**WHAT TO WORK ON**:
Write the records out again, exactly.

[Data about app and page elements]
┌────────
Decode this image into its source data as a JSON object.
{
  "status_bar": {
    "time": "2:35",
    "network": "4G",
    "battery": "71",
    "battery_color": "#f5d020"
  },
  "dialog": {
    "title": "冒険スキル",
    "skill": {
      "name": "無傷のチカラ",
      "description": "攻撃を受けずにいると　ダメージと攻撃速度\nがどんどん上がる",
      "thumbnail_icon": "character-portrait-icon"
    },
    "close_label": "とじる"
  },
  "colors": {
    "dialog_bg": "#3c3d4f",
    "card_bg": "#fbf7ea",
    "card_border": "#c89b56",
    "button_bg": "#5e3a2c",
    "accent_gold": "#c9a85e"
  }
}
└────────
**FINISHED TASK**:
Decode this image into its source data as a JSON object.
{
  "status_bar": {
    "time": "2:35",
    "network": "4G",
    "battery": "71",
    "battery_color": "#f5d020"
  },
  "dialog": {
    "title": "冒険スキル",
    "skill": {
      "name": "無傷のチカラ",
      "description": "攻撃を受けずにいると　ダメージと攻撃速度\nがどんどん上がる",
      "thumbnail_icon": "character-portrait-icon"
    },
    "close_label": "とじる"
  },
  "colors": {
    "dialog_bg": "#3c3d4f",
    "card_bg": "#fbf7ea",
    "card_border": "#c89b56",
    "button_bg": "#5e3a2c",
    "accent_gold": "#c9a85e"
  }
}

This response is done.